However despite these legal rights only 3% have made their wishes known in an Advance Decision, and 52% of people wrongly believe they have the automatic legal right to make decisions for a loved one who is seriously ill.
There is clearly a need for more support for both individuals and for the carers working with older people to raise awareness of their rights. And we can help with this.
We can provide you with free tools to ensure you are able to inform and empower the individuals you work with are able to communicate their wishes should they lose the capacity to do so. If you are based in East London we can also provide free training for staff, volunteers and community groups.

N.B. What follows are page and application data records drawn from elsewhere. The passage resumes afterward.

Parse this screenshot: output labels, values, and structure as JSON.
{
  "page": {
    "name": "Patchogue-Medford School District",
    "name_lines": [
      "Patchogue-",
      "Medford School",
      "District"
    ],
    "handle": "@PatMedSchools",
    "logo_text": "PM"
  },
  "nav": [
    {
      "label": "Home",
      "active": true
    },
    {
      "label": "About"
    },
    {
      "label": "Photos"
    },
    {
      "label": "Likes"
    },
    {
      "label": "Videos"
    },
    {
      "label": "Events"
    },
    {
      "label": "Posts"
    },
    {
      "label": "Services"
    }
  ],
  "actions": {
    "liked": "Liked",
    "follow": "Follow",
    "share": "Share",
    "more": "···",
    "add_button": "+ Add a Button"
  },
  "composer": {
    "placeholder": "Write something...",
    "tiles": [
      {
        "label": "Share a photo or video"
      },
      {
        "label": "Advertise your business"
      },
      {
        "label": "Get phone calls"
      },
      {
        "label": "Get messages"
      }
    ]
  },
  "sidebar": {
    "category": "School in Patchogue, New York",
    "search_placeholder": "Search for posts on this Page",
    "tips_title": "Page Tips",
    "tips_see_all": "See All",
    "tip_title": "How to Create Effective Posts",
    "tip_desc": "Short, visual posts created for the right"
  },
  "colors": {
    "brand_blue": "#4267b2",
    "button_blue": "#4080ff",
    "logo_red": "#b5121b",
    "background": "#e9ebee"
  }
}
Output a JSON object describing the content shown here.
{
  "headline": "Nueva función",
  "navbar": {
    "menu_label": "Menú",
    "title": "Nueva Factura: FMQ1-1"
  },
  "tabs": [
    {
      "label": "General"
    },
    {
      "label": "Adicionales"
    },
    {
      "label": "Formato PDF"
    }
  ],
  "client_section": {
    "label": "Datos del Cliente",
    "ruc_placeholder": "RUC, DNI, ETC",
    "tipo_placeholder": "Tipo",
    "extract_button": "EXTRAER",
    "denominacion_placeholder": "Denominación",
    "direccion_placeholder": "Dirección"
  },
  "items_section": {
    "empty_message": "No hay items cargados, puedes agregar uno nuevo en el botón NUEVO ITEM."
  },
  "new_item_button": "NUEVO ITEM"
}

Visit our Contacts page to find out more . . . . and if you want to know what others think of the training before you request your free tools or book your training for your team? Well here’s what some training attendees recently shared with us;
…thanks for a fantastic night last week. Everyone I have subsequently spoken to have all said what an informational and interesting event it was. Nick Maxwell, LGBT Development Coordinator, Age UK Camden www.openingdoorslondon.org.uk
The EoL Rights Advocacy project is important as it works to highlight EoL rights for everyone to try to ensure that people are treated with compassion and dignity at the end of their lives and according to their wishes. The EoL project is important as it helps to empower people to make the decisions they want about the care they’ll receive at the end of their lives so as to try to facilitate a good death. Many people that I work with feel frightened about what will happen to them at the end of their lives and feel powerless to have their wishes and voices heard about their end of life care wishes. This project brings these issues to the forefront of professional and personal care in a respectful and inclusive manner, thereby reducing stigma and improving choice around end of life issues.
The service provides an open, helpful, sensitive and respectful forum to reflect on EoL issues, which for many people may be anxiety provoking. As above, I think the service can make a real difference to people by helping to empower them to make their own decisions about their end of life care and support people to communicate their wishes to others by offering advice, advocacy and information.
The training has really helped the staff team to highlight the importance of offering patients and their families the opportunity to discuss and think about their future care and EoL wishes and practical advice such as making an Advance directive and so forth. It is an excellent resource for staff particularly in light of many staff feeling a lack of confidence addressing such issues. Dr. Michelle Hamill, Deputy Head of Clinical Psychology, East London NHS Foundation Trust
It was a useful session. I will ensure that this info is added to our health information directory and used by our advisers. I feel the training was extremely interesting and informed me of many things that I was not aware of at all. The training helped me to be more pro-active in offering service if required and more confident in discussing the subject. Attendee from a session held at Toynbee Hall